The Negro Speaks of Rivers
by Langston Hughes
You guessed it. Rivers are the superstars of this poem, and our speaker likens his soul to the rivers he has known in his lifetime. However, we know our speaker could not have lived through over four thousand years of history. In this way, our speaker comes to represent a community of individuals, and the rivers become a metaphor for the history, spirit, and wisdom of Africans and African-Americans. Through this metaphor, our speaker documents a history and a heritage.
- Line 1: The "rivers" mentioned are part of an extended metaphor that likens the soul of the black community to the ancient, wise, and enduring great rivers of the earth.
- Line 1 and Line 11: In these lines we hear the refrain of the line, "I’ve known rivers," as it is repeated. In this way, the poem becomes cyclical and musical.
- Line 2: The enjambment at the end of this line causes our eye to immediately and hungrily devour the beginning of the following line.
- Line 2: Here, the speaker uses a simile to compare the age of the rivers to the age of the Earth: "ancient as the world."
- Line 3: In this line, the rivers become a metaphor for the rivers of blood that flow through human veins.
- Line 4: Our speaker uses a simile to compare the depth of his soul to that of the rivers.
- Line 4 and Line 13: Again we hear the refrain in the line, "my soul has grown deep like the rivers," as it is repeated.
- Line 5: We find an allusion here to the cradle of civilization as bordered by the Euphrates River.
- Line 6: We come across another allusion here to the Congo River basin in central western Africa.
- Line 6: The Congo River is personified as it has lulled our speaker to sleep like a mother singing a lullaby.

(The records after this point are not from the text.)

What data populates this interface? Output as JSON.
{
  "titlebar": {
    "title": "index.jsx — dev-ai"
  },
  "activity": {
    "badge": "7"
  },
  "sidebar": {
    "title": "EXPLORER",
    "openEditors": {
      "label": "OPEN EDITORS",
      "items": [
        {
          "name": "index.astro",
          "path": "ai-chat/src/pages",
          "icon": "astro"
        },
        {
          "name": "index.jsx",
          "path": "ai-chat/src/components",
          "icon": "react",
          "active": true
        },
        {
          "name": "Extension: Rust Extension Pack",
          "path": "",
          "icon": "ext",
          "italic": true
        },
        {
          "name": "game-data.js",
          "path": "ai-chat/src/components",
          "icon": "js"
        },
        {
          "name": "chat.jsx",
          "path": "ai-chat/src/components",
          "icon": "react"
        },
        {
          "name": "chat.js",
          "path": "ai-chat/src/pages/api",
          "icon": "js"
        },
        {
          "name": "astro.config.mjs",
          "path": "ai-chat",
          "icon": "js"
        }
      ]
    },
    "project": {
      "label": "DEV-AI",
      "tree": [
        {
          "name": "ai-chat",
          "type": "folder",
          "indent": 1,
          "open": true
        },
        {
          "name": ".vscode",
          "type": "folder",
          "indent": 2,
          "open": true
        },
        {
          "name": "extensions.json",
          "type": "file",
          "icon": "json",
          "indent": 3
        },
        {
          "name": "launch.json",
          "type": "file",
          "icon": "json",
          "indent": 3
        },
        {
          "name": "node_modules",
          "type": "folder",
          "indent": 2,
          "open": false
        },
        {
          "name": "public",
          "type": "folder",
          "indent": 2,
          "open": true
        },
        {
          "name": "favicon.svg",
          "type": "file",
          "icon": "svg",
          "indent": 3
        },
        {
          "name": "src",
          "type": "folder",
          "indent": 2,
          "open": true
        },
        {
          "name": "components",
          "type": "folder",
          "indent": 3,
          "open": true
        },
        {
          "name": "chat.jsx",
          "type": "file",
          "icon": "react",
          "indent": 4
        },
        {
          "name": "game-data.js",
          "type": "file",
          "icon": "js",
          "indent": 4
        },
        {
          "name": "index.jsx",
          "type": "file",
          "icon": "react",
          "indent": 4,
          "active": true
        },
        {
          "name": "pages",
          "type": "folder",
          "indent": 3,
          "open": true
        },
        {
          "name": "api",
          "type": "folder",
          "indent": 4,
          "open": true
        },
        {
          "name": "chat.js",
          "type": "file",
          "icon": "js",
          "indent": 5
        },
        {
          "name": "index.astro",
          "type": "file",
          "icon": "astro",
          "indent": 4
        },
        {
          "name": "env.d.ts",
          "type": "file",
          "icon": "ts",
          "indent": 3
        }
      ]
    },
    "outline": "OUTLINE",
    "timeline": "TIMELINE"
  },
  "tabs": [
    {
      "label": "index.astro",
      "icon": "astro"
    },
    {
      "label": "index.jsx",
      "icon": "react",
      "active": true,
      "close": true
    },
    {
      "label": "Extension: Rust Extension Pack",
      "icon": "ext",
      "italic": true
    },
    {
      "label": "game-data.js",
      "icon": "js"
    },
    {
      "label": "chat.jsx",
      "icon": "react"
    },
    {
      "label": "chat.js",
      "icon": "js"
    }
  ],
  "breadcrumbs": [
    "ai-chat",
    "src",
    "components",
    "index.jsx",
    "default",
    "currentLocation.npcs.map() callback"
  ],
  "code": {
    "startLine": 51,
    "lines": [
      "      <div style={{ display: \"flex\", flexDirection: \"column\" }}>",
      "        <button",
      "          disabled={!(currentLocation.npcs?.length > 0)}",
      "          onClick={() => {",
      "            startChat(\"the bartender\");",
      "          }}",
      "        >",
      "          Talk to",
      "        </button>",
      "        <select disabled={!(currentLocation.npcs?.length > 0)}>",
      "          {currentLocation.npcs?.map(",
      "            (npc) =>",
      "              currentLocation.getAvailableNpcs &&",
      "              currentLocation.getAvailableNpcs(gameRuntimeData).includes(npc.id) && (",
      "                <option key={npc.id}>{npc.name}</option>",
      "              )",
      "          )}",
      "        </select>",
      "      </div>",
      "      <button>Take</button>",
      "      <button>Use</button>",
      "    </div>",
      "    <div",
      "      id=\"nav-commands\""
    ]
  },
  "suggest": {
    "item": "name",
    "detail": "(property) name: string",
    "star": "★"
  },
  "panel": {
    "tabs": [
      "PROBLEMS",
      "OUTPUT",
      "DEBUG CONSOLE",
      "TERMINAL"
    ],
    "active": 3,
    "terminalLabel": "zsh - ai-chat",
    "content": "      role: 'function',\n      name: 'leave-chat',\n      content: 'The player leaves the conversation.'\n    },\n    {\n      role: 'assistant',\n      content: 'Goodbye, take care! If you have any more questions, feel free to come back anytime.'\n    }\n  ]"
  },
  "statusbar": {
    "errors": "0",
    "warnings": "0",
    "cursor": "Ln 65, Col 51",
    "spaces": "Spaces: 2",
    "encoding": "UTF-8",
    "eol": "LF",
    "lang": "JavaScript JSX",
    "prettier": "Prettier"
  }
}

- Line 7: We find yet another allusion to the Nile River and to the moment in history in which the pyramids were built.
- Line 7: The speaker uses hyperbole when he says that he "raised the pyramids." We know he couldn’t have built the one of the seven wonders of the world by himself.
- Line 8: Again, we are presented with an allusion to the Mississippi River and to the moment in history when Abe Lincoln sailed down this river, witnessing the horrors of slavery.
- Line 8: The Mississippi River is personified as the speaker describes its singing.
- Line 8, Line 9, Line 10: The enjambment at the end of each of these lines again creates the sense of the rivers flow, and visually reflects the winding path of a great river.
- Line 9 and 10: Here our speaker creates an image of the sun setting on the great Mississippi River, turning it to gold.
- Line 10: The Mississippi River is again personified as it is described as having a "bosom," granting it feminine, maternal qualities.